And for a while, it is unbearable. I’m not going to deny that. The reality of never seeing someone again is hard. At first, memories sting with pain because all they do is remind you that those good times, along with that unique person you loved so much for all their uniqueness, are gone forever. If you happened to be on bad terms with a loved one when they died, you are faced with the paralyzing reality that you will never, ever, have a chance to make it right again. You begin to notice TV shows that you’ll never watch with that person again, songs you’ll never listen to with that person again, and inside jokes that will never be shared between you again. Not now, not in heaven. Not ever. Yes, at first this can be absolutely devastating.
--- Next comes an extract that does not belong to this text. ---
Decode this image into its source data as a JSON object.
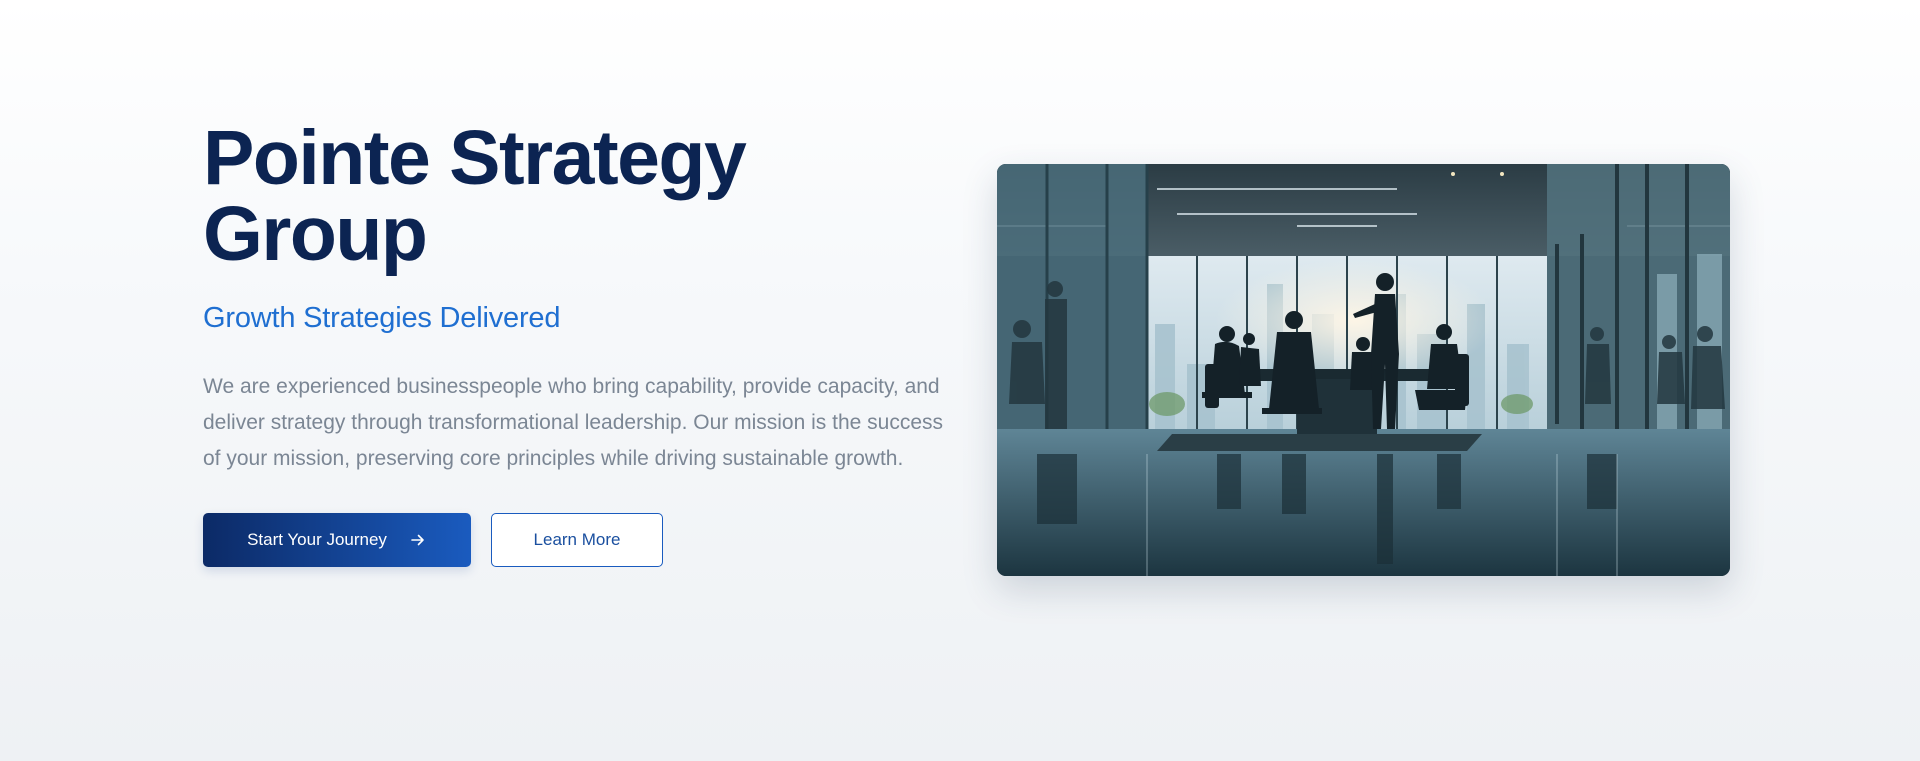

But there is also beauty in this. Although accepting the finality of death can be excruciatingly painful, it also makes the recognition of life exceedingly beautiful. No, we atheists do not comfort ourselves with thoughts of seeing our loved ones after we die, but through this we realize the importance of being with our loved ones before any of us dies. We recognize that we don’t get a second chance with anybody. And when you don’t have eternity to “get it right,” the urgency for love, fulfillment, and connection in this life becomes very real. The importance of not letting years, days, hours, or even minutes slip by because of petty differences, because we cannot make anything right after death, is very real. And when we do lose those we love, we are forced to put this worldview that much more into perspective.
So, no, I do not believe that my mom is looking down on me from heaven. I don’t think that Nero is waiting at the rainbow bridge. And I’m okay with that. I still cry over those I have lost, and I’m okay with that, too. I am okay with all of this because I know and recognize that my loved ones had such a profound impact on me and how I will forever view my future relationships. I can let go of them while still holding onto their memories.
It isn’t easy. Both life and death are, however, profound. This was particularly true for me once I realized that the numbing sentiments of permanent loss can eventually serve to illuminate the joys of life while we do have them.